The Whisky Works “King of Trees”

Share:

WhiskyReviews.net is a free service and always will be. However if you would like to support the author you can do so by subscribing for just £1 per month. Alternatively, you can make a one-off donation of your choice. Thank you for your support.

__________

The Whisky Works is the experimental arm of Whyte & MacKay, founded and run by whisky-maker Gregg Glass. Having begun his career as a tour guide across several Highland distilleries, Glass studied brewing and distilling and worked several roles in the industry before coming to specialise in blending. Soon he was working with John Glaser at Compass Box and from there, joined Whyte & MacKay to work with legendary master blender Richard Patterson.

The Whisky Works was set up to bottle interesting single cask or small batch scotch whisky whilst also developing new, pioneering blends that would delve into previously unexplored territory. Perhaps the greatest example of this creativity was demonstrated in their first release; “King of Trees” was a blended malt, made with Highland whiskies but what made it unusual however, was the decision to mature a portion of the spirit in a cask made from Scottish Oak.

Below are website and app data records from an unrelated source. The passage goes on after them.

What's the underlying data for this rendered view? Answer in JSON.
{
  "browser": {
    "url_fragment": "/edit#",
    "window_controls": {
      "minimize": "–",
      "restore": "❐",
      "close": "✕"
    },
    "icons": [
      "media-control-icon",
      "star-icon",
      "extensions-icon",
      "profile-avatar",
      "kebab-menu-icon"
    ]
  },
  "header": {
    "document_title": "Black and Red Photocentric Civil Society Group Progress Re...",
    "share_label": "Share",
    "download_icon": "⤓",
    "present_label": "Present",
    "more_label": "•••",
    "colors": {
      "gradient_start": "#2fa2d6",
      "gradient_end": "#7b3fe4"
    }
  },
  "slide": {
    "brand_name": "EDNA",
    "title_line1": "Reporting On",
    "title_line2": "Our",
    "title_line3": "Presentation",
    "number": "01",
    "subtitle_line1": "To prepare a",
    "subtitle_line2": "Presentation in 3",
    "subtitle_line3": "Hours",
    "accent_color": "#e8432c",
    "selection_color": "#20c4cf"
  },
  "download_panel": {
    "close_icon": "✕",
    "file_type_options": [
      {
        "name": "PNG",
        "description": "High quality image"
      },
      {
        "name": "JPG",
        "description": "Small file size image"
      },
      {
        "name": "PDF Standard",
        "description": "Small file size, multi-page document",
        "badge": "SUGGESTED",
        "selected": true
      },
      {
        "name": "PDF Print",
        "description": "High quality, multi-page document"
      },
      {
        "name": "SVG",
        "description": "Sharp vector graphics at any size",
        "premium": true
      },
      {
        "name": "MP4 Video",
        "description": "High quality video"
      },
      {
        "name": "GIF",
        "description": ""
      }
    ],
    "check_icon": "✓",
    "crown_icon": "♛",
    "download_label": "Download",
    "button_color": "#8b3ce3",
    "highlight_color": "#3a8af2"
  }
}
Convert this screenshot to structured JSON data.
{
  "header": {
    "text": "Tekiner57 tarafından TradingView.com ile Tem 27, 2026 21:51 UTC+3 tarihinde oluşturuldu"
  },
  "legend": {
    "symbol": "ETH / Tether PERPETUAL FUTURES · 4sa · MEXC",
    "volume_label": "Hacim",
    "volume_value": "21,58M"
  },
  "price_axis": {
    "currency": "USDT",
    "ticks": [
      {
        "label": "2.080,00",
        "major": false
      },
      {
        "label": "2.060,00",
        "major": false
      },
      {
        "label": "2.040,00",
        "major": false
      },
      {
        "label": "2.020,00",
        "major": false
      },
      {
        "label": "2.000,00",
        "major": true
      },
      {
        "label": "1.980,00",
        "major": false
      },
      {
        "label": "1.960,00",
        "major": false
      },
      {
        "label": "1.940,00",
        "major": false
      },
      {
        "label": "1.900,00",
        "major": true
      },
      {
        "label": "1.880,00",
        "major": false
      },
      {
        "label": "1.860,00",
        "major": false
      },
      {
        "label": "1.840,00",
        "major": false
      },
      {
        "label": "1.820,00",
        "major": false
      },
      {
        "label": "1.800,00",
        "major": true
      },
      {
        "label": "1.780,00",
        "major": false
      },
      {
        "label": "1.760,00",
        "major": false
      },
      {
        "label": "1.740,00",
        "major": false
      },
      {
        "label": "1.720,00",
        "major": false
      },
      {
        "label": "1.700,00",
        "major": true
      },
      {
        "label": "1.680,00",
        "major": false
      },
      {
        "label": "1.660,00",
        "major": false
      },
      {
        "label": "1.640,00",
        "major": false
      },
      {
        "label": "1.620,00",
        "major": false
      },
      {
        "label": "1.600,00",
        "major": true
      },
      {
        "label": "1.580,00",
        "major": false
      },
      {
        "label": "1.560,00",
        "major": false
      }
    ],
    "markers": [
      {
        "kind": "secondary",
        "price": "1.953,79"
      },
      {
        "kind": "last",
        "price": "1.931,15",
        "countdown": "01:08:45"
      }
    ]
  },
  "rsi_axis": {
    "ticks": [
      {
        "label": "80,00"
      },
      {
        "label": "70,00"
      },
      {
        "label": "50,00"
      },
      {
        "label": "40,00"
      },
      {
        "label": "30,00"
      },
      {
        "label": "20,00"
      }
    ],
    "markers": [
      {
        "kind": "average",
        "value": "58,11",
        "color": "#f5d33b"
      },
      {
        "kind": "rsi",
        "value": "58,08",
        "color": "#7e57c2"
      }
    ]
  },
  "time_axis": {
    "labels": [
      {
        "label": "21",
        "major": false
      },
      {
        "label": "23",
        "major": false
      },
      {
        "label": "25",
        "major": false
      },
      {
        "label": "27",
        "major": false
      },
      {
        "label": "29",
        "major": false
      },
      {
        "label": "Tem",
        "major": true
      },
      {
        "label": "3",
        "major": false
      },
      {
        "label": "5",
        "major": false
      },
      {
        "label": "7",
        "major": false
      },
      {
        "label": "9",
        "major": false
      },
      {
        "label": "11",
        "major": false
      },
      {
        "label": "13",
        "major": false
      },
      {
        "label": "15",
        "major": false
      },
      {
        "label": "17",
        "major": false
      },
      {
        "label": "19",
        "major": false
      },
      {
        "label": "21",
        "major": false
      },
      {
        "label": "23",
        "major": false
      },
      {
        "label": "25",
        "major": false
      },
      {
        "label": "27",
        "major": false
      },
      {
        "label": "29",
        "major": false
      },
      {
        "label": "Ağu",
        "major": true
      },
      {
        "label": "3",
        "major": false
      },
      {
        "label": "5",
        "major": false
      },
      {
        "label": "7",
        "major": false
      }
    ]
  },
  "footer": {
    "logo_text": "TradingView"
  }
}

Back in May 2019 Gregg wrote in The Whisky Works blog that the idea came to him during a walk through a forest on the Black Isle. His plans developed further after various visits to sawmills in the Highlands and he began to carry out small-scale trials at home. Native Scottish Oak has never been widely used for the maturation of whisky, largely because it rarely yields the knot-free wood required for making staves but through collaborative partnerships with forest owners, sawmills and cooperages, Gregg and The Whisky Works hope to develop a long-term sustainable approach to sourcing and utilising this untapped resource.

Two trees were used in the production of King of Trees, each of them naturally wind-felled on a Highland estate and then sent to a local sawmill. The wood had to be seasoned (or dried) in order to make it easier to work with and after air seasoning for 3-4 years there was only enough timber to produce a single cask which was then toasted over a traditional brazier at 220 degrees for a total of 47 minutes, before being filled with a proportion of the blend for a finishing period of unspecified length.

King of Trees blend was bottled at 47%, retailing at £75.


*Full disclosure: I was sent this sample free of charge so that I might take part in a virtual tasting. As always I will strive to give an honest opinion on the quality of the dram and the value for money it represents.

Smell: Perhaps its the power of suggestion, but fresh oak is at the forefront, freshly sawn, with sawdust in the air. There’s also some honeyed cereal and sponge cake. Apple and pear. Candle wax. Vanilla fudge. Gentle baking spices and a hint of barbecue.

Taste: Butterscotch and fudge. Cinnamon and nutmeg. Honey. Orange and lemon. Fizzy sweets. Spicy oak on the finish.

Value for money: The very fact that 2157 bottles were produced in 2019 and are still available to buy in 2021 probably tells you that the price tag of £75 seemed a little high for a 10 year old blended malt. Of course when you scratch the surface a little and see the work that went into the creation of the casks and whatnot, the price is easier to understand but for many consumers, only smell and taste dictate whether a bottle is worth buying and where King of Trees is its own enemy, I think, is in not being instantly lovable. It comes across pleasant enough and a decent example of a Highland malt but I’m not sure it’s the kind of dram that grabs you by the collar and shouts “I’M WORTH £75” in your face. Upon repeat visits however it reveals more of itself, rewarding the patient sipper with hidden depths and new dimensions to explore. Expensive yes, but ultimately unique.

Score: 85

It would seem likely that we’ll be seeing more Scottish oak experimentation from the Whisky Works in the future and whilst it has been used quite sparingly here, there is enough to suggest that future output could be very interesting indeed. I must also confess to having tasted a sample of a Highland malt that had been drawn from one such Scottish cask and it was very, very good. Great to see such experimentation in the industry, especially from Whyte & Mackay who have sometimes seemed a wee bit old fashioned in the past. The Whisky Works should be on the radar of the more curious whisky drinkers already, but if not, King of Trees is the ideal place to start.

If the whisky reviewed in this article has caught your eye, you can buy it from Master of Malt here. Please be aware that as an affiliate I can be paid commission on any purchases you make. Other retailers are available.

For more on The Whisky Works visit here.

About Whisky Reviews

Make Contact

Leave a Reply

This site uses Akismet to reduce spam. Learn how your comment data is processed.